By Saturday, with a great deal of snow on the ground and more coming, I had friends actively seeking restaurants and bars that were open. Perhaps I don’t get the idea of going out in a blizzard and walking 6 to 8 blocks in the snow to sit in a bar and drink. I suppose there is the Cheers-like atmosphere that people crave. Perhaps I just don’t have that gene in me because I was perfectly content to be home with a movie, a book, and a cup of tea. I certainly didn’t want to spend $6 on a hard apple cider that I had in my refrigerator and cost me the equivalent of a buck and a half (and that I wasn’t in the mood to drink – that need to hit the liquor store before a storm? What’s that about?); I also wasn’t up to eating a burger for $10 when I could make delicious food at home.

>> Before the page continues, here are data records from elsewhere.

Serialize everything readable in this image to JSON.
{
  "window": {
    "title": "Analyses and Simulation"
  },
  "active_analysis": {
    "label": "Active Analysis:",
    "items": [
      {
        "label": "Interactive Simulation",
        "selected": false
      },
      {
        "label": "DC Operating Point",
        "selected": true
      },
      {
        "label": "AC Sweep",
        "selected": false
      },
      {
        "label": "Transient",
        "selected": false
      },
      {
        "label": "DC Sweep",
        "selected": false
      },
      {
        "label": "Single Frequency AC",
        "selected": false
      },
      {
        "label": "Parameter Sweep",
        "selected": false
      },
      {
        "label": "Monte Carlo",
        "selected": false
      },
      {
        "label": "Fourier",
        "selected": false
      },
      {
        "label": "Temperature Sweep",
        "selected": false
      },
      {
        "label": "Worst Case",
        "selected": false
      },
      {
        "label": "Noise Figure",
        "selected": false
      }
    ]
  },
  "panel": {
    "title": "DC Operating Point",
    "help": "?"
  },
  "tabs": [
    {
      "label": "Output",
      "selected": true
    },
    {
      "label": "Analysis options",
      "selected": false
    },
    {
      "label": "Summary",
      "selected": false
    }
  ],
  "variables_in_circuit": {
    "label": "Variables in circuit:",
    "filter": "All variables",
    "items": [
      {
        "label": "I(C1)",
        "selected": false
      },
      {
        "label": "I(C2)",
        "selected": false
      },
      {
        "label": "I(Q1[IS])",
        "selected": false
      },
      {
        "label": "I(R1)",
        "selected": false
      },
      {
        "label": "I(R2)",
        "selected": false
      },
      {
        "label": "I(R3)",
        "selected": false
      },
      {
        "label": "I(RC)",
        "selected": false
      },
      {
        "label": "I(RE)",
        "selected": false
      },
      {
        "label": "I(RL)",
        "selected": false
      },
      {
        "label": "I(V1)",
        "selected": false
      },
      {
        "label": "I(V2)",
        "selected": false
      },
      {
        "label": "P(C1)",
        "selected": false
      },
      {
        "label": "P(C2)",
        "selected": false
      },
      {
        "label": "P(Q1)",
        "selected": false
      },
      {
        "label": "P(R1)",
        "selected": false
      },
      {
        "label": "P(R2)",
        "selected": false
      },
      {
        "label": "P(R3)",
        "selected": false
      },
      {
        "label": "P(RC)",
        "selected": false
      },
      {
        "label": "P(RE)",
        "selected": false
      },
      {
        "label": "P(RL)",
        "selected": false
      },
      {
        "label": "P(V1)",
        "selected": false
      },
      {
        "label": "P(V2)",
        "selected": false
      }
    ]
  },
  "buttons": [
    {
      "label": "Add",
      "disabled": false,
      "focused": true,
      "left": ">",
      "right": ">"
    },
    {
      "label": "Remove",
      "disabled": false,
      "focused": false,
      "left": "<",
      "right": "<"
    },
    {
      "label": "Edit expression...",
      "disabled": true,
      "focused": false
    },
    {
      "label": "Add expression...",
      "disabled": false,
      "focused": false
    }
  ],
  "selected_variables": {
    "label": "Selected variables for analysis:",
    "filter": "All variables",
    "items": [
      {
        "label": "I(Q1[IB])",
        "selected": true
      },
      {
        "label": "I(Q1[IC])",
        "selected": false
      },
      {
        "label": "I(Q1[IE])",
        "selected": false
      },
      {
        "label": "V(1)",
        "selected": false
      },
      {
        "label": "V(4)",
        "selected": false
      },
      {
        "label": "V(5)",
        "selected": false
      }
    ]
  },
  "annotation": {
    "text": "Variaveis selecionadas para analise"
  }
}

Like I said, I’m probably missing that Cheers gene. Certainly to each his own.

On Sunday, I was content to go stand outside and talk to the neighbors, and then retreat to the warmth of my home for another movie.

Don’t get me wrong. By Tuesday if I’m not dug out, I’ll probably feel a little crazy. But it’s only a few days and I live alone, unlike others who have husbands, wives, partners, and children living with them. They have people to talk to regularly.

Ultimately, this really isn’t about the snow, or anyone else’s way of dealing with it. It’s about me feeling comfortable enough in my own skin to be alone and not feel lonely. I realized, not for the first time, that while I enjoy being around people as most people can easily observe when they are around me, I am content with my own company. Puttering around the house and getting things accomplished that my normal life makes difficult at times, is actually blissful.

Yes. I said blissful. Even I didn’t think I would think that way about laundry. I don’t feel rushed or harried. I know I have time to accomplish whatever it is I want to do because I have nowhere to go. Most importantly,  I have time to rest. I get so little time to do that. Not being on any schedule. Not having to get dressed beyond a pair of yoga pants and a long-sleeved t-shirt is wonderful. Just getting to be is what is so blissful.

And that is a good thing.